Absolute truth, 'objective' truth, dispassionate truth -- chimera's of enlightenment modes of thinking -- were reaching the end of their life in Nietzsche's day. Nietzsche read this as a sign that truth is essentially a fiction. But, just because we can read Nietzsche and works of fiction in a number of ways (as you acknowledge), doesn't mean we can't have good and poor "readings." Nietzsche scholars (which I admit I am not) might take issue with my reading of Nietzsche, but the way I read Nietzsche is the way that makes most sense to me (I'd like to think I'm employing Davidson's "principle of charity" towards Nietzsche, extending my slave morality onto his texts).

(I've been enjoying your posts, Hanno, but I feel like you've been circling Nietzsche, firing off arrows here and there without committing to a direct assault. Go for his throat like the bulldog that you are!)

Hanno said...

I am not sure what I think of all this. Parts speak to me, and other parts do not. So the usual me is silent.

I think he is by and large right about interpretations, meaning and values. But I wonder if morality can be construed separately from these.

His vision of morality being anti-life, and his wanting us to embrace the human, the animal in ourselves, speaks to me, but i wonder if we reject morality if we reject that conception of it. Certainly Hume was not nearly as anti-human, and did not share the same conception of morality as, say, Kant.
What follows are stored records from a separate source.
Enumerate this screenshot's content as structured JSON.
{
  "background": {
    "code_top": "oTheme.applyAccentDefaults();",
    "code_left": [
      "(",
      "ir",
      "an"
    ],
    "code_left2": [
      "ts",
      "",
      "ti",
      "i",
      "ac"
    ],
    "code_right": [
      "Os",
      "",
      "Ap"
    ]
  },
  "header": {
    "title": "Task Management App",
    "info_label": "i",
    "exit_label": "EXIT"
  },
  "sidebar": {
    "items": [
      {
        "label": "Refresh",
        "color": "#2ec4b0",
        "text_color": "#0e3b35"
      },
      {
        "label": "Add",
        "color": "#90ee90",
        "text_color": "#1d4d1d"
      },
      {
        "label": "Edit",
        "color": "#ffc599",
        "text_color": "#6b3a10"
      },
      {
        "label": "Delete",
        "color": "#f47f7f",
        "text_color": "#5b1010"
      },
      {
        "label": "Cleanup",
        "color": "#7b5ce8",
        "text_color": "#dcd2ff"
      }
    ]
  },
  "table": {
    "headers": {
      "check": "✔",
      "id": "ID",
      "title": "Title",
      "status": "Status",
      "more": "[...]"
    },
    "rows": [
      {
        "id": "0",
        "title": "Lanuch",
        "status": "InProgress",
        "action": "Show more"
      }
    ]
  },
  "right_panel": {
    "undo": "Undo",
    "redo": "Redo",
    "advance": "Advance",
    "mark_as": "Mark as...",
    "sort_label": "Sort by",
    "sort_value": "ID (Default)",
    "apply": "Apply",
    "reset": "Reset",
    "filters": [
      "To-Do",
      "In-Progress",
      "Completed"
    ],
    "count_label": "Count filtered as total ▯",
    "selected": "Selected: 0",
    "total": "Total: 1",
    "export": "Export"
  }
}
Sex, for example, is not bad in an of itself, for Hume, but quite the contrary. Joy, laughter are all part of his view. Hume did not want the values of the monk, either.

But I also will not put art higher than morality, as N seems to want. When a great artist rapes a 13 year old girl, i do not think it is right to point to the art as somehow overriding the bad thing done, as N seems willing to do.

Guess I am still working my way through these issues, and surprised that I get more out of N's work than I used to.

I think a moral notion is essential. How can I square that view with the things n gets right?

Steve Gimbel said...

Life means embracing pain...let me guess, Hanno just handed back a set of exams...

Anonymous said...

To love yourself is to love yourself as you are, and that requires loving the bad things, too. Loving life requires loving things difficult to love.

ce said...

Certainly, I can love a person and also realize their faults, flaws, foibles, etc. Loving does not seem to entail dismissing the negative, however. Are not our greatest friendships and relationships the ones that aid us in being better persons? Are we not "better" in a distinctly moral sense with some associations and worse with others? Some people get into a lot of trouble when they hang out with the "wrong" crowd, and can be much better when they get away from them.

Does loving yourself or someone else entail complacency? I don't think it does. I love my brother, but he has bad qualities, many of which he has improved over time. I love my father, but I do not condone his intolerance of homosexuals and occasional racist outbursts. I love my dear friends, but that does not mean that they are perfect.

Surely, we love people, flaws and all. But does that make them flawless? No. Loving who I am, does not entail that who I am is without bad characteristics. I can love, and still realize that which I love can be improved in some ways.